Is Pegasus World Cup Favorite Accelerate Past His Peak?

In a column for Horseracing Nation, Reinier Macatangay argued that Accelerate, the morning line favorite in this weekend’s $9 million Pegasus World Cup Invitational (G1), was “not in his best form.”

“…when Accelerate starts in the Grade 1, $9 million Pegasus World Cup on Saturday at Gulfstream Park, I’ll question whether he can offer another monster effort, as his speed figures declined toward the end of his 2018 campaign,” Macatangay wrote.

The author used the TimeformUS speed/performance figures to make his case and, not surprisingly, got some pushback from a few readers:

Cugel

Look, take it from Derek the Delightful, but speed figures do matter. If they didn’t, the Mexican invader Kukulkan, who is a perfect 14-for-14 in his racing career and has won his last three starts by double-digit margins, would be 3-1 instead of 30-1 on the morning line. But when your last race — over the same track and at the same distance as Saturday’s World Cup — is timed in 1:54-4/5 (Gun Runner won the 2018 edition of the Pegasus World Cup in 1:47-2/5), your not going to get anybody’s pulse racing. Heck, I doubt that time got Kukulkan’s pulse racing!

So does Macatangay have a point? Is Accelerate past his prime?

I think the simple answer is yes — but I don’t draw that conclusion solely on the basis of speed figures, which, frankly, are inconclusive.  Two other things bother me about the Pegasus favorite:

  1. His pace figures (specifically, his late speed rations).
  2. His age.

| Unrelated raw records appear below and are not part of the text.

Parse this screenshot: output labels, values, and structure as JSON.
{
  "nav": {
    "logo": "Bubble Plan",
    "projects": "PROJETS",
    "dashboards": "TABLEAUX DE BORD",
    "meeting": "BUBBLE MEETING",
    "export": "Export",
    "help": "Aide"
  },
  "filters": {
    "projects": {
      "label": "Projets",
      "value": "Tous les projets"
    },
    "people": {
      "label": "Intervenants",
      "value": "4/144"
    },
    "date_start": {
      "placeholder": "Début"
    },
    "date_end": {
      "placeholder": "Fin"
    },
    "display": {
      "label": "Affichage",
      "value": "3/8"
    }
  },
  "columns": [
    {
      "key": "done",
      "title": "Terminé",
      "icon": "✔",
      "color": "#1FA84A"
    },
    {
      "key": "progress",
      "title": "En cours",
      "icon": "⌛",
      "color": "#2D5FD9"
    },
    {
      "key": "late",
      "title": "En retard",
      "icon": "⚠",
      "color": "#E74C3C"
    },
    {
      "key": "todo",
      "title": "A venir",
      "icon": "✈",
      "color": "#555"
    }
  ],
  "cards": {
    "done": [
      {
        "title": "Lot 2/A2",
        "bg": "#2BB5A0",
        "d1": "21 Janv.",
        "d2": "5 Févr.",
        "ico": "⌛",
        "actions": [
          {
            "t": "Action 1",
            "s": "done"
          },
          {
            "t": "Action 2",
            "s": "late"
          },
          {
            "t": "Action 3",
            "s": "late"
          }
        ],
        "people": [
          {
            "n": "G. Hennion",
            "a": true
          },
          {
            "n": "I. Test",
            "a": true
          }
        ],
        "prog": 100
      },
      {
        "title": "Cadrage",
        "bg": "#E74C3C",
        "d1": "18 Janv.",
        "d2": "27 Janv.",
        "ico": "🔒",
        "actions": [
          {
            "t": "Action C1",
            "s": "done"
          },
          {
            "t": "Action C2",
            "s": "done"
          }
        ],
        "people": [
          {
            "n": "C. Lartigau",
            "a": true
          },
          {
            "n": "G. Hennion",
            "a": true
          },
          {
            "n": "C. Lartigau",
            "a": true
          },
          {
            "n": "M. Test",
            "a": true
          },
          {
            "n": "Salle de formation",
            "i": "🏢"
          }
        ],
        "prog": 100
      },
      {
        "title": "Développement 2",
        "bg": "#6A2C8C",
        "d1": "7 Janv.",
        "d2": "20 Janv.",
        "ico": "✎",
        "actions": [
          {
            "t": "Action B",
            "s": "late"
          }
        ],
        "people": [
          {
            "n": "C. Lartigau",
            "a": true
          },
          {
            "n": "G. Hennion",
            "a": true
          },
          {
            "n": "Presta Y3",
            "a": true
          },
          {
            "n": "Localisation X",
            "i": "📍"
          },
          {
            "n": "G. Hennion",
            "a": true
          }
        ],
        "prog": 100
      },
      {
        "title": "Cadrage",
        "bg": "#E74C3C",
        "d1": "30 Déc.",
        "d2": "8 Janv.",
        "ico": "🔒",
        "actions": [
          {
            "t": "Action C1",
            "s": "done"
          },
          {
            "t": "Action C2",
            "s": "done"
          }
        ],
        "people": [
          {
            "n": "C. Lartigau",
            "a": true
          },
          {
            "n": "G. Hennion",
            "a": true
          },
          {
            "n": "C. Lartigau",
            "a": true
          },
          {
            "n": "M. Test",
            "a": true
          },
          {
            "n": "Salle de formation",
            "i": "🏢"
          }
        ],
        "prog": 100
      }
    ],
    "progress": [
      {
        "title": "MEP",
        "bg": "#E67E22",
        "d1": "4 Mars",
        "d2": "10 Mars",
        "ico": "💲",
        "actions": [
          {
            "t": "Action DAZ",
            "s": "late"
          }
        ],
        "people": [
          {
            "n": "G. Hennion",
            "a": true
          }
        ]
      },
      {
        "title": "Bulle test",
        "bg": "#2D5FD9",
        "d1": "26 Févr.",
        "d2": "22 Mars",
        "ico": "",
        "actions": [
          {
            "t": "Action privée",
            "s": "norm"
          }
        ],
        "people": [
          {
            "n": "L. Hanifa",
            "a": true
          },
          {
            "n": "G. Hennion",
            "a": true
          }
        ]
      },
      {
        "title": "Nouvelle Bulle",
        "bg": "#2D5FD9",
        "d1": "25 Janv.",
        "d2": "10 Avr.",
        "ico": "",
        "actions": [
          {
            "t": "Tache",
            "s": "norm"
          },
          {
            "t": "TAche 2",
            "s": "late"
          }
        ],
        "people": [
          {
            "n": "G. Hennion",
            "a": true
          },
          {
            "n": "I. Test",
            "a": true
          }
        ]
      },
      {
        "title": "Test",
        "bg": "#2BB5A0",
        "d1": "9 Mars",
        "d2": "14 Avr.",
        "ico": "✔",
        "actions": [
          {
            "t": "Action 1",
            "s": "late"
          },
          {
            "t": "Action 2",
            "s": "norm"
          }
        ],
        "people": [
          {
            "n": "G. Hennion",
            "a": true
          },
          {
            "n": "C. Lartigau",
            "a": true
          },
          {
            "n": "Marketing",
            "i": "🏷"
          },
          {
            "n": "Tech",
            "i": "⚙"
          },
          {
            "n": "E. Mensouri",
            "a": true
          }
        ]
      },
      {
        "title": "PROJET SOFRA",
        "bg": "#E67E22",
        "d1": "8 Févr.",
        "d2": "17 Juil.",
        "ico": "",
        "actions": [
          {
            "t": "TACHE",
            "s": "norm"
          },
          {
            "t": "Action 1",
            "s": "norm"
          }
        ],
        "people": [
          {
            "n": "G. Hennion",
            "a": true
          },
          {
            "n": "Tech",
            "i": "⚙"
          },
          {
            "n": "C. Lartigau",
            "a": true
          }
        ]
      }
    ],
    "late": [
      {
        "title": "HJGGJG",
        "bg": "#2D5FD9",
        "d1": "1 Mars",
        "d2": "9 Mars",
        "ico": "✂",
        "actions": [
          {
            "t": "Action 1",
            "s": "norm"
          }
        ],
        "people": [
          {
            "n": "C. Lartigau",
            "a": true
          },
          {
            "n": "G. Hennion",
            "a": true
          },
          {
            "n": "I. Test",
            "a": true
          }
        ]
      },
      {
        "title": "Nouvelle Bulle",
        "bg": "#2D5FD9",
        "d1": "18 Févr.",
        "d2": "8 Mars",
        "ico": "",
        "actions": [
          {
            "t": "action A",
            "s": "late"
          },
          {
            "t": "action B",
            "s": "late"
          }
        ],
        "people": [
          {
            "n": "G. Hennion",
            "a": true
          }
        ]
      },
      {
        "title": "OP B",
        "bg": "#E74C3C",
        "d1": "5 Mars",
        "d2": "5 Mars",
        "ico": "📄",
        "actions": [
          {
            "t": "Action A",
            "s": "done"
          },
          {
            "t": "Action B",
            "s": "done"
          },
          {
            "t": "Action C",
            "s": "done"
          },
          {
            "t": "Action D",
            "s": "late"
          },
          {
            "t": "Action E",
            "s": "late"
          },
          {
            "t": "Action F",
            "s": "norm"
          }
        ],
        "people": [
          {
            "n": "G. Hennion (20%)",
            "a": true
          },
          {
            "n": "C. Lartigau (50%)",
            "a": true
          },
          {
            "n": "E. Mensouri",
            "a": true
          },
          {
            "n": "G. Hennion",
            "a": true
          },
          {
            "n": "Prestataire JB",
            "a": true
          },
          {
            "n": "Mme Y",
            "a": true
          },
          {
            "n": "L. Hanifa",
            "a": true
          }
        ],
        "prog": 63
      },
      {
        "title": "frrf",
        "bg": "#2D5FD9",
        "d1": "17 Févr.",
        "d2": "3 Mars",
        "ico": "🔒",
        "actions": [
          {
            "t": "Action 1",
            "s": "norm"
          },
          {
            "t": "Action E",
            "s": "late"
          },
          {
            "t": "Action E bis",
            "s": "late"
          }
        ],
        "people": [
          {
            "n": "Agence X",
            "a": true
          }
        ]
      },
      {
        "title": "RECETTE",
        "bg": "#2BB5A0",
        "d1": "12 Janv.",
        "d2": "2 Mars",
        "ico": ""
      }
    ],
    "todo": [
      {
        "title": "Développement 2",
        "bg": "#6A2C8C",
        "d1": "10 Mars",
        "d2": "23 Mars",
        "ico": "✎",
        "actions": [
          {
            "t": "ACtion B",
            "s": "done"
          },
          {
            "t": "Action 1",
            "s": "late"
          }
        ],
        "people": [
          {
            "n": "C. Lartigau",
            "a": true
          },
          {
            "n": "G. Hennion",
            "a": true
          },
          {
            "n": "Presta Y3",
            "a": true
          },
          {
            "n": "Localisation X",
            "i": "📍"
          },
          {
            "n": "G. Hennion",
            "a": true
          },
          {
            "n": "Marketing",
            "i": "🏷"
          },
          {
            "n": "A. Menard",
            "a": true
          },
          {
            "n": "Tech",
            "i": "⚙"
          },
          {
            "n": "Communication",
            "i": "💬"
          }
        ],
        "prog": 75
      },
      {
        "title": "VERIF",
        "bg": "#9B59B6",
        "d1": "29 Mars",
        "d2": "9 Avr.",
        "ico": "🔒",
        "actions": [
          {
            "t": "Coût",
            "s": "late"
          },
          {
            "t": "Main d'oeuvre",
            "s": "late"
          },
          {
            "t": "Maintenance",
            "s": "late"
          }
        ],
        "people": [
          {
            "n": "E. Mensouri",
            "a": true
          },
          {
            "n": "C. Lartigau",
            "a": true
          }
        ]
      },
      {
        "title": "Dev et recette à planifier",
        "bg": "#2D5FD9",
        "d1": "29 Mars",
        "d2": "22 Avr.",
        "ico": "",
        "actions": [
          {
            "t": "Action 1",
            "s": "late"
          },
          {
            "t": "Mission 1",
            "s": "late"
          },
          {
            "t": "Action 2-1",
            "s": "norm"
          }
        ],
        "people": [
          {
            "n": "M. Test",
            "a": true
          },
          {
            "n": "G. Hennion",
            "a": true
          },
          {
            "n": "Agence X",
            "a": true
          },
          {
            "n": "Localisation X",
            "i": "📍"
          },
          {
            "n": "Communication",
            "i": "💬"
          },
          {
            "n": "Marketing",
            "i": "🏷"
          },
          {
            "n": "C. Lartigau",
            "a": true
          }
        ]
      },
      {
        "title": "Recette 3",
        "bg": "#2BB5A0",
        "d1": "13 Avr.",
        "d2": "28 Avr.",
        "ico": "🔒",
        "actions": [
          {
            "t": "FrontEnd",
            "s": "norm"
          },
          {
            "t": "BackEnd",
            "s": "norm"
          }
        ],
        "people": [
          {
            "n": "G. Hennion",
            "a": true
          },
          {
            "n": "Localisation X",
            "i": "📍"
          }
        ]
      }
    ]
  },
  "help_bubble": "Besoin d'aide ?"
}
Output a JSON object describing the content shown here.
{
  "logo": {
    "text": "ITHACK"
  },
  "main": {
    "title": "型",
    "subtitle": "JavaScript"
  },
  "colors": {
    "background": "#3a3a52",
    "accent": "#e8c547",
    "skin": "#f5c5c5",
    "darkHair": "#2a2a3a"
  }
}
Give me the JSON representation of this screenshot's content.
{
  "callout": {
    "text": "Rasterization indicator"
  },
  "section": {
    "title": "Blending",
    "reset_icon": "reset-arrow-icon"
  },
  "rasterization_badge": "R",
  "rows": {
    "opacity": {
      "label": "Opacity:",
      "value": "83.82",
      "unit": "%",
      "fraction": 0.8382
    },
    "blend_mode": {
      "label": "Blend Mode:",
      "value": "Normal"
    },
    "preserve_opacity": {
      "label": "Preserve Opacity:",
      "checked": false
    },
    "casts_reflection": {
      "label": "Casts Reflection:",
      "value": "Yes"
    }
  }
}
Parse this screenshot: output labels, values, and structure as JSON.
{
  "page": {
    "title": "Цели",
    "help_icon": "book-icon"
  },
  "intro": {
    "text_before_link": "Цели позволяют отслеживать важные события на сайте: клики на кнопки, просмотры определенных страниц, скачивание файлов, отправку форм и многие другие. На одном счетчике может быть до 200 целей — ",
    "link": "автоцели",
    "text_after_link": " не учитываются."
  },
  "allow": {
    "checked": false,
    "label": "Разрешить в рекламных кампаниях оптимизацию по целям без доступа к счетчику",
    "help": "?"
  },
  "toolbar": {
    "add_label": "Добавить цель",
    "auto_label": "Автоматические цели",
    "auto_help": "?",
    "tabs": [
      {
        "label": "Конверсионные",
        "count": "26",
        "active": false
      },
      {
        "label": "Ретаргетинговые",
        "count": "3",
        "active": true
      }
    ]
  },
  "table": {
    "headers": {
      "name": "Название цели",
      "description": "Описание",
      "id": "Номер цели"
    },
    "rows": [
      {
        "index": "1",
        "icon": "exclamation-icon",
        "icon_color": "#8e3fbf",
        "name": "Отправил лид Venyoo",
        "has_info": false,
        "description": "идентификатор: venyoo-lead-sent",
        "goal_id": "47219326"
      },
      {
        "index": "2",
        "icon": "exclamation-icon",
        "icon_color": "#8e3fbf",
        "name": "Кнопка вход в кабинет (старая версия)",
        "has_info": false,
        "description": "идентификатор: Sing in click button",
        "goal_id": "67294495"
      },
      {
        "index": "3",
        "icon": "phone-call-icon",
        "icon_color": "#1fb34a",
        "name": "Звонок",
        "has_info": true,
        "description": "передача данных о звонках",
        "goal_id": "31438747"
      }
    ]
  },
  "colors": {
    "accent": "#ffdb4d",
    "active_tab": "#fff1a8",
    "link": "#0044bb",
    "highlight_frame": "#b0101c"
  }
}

Let’s start with the former. As I’ve noted in the past, I’m a big fan of my LSRs because, by measuring late energy disbursement, they also — to a certain degree — measure form. Deteriorating LSRs are almost never a good sign.

Remember Arrogate?

After recording a series of excellent LSRs, culminated by a career-best +2 in his spectacular Dubai World Cup win, Bob Baffert’s superstar earned a lifetime-low (and very poor) -18 LSR in the San Diego Handicap (where he was beaten by — guess who? — Accelerate, who recorded an excellent figure of -3, I might add).

Arrogate-speed-rations

Now the shoe is on the other foot, as Accelerate enters the Pegasus after earning uncharacteristic mediocre numbers in back-to-back starts. Even though he won both of those contests — and he expended more energy early than usual — the declining numbers are still not a great sign.

Accelerate

Then there’s the age factor.

Unless your name is Tom Brady, Father Time has a way of leveling the playing field. And, at six years old, Accelerate is clearly past the prime racing age, which, in a 2010 academic study, professor-turned-tournament-player Marshall Gramm determined was between 4 ¼ to 4 ½ years old for thoroughbreds on the flat.

Accelerate is 5.7 years old.

Racing-Age-Marshall-Gramm

From “The Effect of Age on Thoroughbred Racing Performance” by Marshall Gramm and Ryne Marksteiner.

Based on Gramm’s findings, this means the son of Lookin at Lucky is potentially a length slower than he was when he won the Pacific Classic (G1). (I say “potentially” because we’re dealing with averages here, not universal truths.)

Of course, none of this means that Accelerate can’t — or won’t — win the Pegasus World Cup Invitational, but it does, I hope, provide some food for thought. Accelerate and City of Light are sure to dominate the betting on Saturday, so finding flaws with either favorite could certainly pay off at the windows.

Derek Simon
Derek Simon is the Senior Editor and Handicapper at US Racing.